I have about 120 books in my own personal library about American presidents. Most are biographies, though some are collections of letters and speeches. Over half of them are about Abraham Lincoln, my favorite president. I haven’t read all these presidential books, but I have read many and continue to read them. I also check out presidential books, both written and in audio (for driving time), from my local library. In the past six months, I have read a book comparing the presidencies of Lincoln, both Roosevelts, and Lyndon Johnson, a major biography of George H. W. Bush, and another biography of John and Abigail Adams (the first political power couple in our country). I just finished a new book entitled “Lincoln’s Last Trial,” about the last case Lincoln the Springfield lawyer tried in 1859 before becoming president. My presidential library includes both Republicans and Democrats. I like to read about our presidents—I am fascinated by the office of the presidency.
I say all this to indicate that I respect the office of the president of the United States. I have taken the public tour of the White House several times. I have visited over a dozen presidential homes and libraries and I keep a list of those I haven’t yet visited. I watch the “American Experience” biographies of our presidents on PBS. I watch movies that deal with our presidents. I respect the office—I am fascinated by the office of the presidency. On a recent trip to Washington, D. C., I spent over an hour at the National Portrait Gallery looking at every portrait of our American presidents hanging there, and reading the brief biographies of each one. If I am anywhere near Air Force One, I try to get close to it—I have twice.
I am deeply distressed when a president shows me no sign of respecting that office. This is not a matter of partisan preferences. For example, I didn’t vote for George W. Bush either time he ran (though I did vote for his father), and I think he made some serious misjudgments as president. But I never for a moment found him disrespectful of the office. To the contrary, I saw him doing his best to honor the office. When Reagan was president, so great was his respect for the office, that he never entered the oval office without a tie and suit coat on. While I can quibble that a president can be at the resolute desk with coat off, sleeves rolled up, and no tie on while still respecting the office, I am moved by Reagan’s sense of reverence for the office of the presidency and the oval room itself.
In terms of respecting the office of the presidency, I look for qualities like these in a president:
- honesty, but with discretion in knowing when the whole truth cannot be told;
- willingness to admit mistakes and learn from them;
- civil speech;
- familiarity with and respect for the Constitution, with an appreciative understanding of the balanced and distinct roles of our three branches of government;
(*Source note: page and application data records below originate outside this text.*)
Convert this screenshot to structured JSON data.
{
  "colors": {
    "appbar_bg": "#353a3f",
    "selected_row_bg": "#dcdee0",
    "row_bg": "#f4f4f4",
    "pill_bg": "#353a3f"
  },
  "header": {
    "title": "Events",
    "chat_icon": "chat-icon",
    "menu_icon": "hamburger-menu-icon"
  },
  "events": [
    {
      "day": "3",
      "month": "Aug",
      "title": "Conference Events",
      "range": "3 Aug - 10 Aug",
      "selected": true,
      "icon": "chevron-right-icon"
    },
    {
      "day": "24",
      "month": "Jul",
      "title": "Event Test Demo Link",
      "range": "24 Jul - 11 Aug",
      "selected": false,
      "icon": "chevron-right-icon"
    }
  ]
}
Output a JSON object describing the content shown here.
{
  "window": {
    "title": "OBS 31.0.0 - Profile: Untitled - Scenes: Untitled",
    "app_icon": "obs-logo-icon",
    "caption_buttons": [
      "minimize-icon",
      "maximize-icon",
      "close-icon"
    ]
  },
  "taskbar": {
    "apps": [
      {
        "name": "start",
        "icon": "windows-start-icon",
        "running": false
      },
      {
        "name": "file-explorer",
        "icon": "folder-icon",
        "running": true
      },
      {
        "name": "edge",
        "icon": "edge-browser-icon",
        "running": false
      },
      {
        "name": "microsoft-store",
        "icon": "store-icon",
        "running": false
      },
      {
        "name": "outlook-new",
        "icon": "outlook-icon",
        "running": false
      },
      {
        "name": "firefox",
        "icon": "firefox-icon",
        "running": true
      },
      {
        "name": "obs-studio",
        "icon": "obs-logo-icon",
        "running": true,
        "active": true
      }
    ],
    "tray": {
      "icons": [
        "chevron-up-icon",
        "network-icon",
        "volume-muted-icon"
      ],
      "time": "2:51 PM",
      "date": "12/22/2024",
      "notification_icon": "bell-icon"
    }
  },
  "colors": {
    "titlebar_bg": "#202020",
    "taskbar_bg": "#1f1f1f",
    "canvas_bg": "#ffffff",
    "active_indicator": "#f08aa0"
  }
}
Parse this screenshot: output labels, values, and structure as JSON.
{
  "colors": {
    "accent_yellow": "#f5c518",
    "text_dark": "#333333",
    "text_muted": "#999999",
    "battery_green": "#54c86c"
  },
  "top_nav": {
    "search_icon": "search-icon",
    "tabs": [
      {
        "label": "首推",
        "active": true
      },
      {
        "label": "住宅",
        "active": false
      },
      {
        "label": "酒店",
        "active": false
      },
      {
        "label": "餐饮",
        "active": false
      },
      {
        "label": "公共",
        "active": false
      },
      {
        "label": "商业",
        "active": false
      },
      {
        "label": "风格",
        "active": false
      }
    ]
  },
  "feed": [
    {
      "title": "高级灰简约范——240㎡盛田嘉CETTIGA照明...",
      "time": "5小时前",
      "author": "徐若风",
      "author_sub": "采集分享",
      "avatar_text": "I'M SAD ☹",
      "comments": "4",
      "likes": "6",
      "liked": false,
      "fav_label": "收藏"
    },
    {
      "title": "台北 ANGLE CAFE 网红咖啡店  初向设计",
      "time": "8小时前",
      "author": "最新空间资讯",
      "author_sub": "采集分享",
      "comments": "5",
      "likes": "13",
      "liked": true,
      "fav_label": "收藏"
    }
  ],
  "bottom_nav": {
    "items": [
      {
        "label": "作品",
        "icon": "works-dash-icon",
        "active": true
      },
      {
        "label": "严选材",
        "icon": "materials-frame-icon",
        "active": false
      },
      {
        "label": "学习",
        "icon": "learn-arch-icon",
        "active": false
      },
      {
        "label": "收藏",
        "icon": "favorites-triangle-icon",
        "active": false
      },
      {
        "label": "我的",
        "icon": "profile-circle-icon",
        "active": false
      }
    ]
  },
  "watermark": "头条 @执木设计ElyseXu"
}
- respect (if not always fondness) for the press;
- respect for our global allies, along with a willingness to befriend and negotiate with our global adversaries in the pursuit of peace and justice;
- honoring the traditions that have developed around the office over two centuries, while not being rigidly bound by them.
Because I respect the office of the president of the United States, I am pleased with presidents that respect the office (even if I disagree with their policies), and I am displeased with any that do not show respect for the office.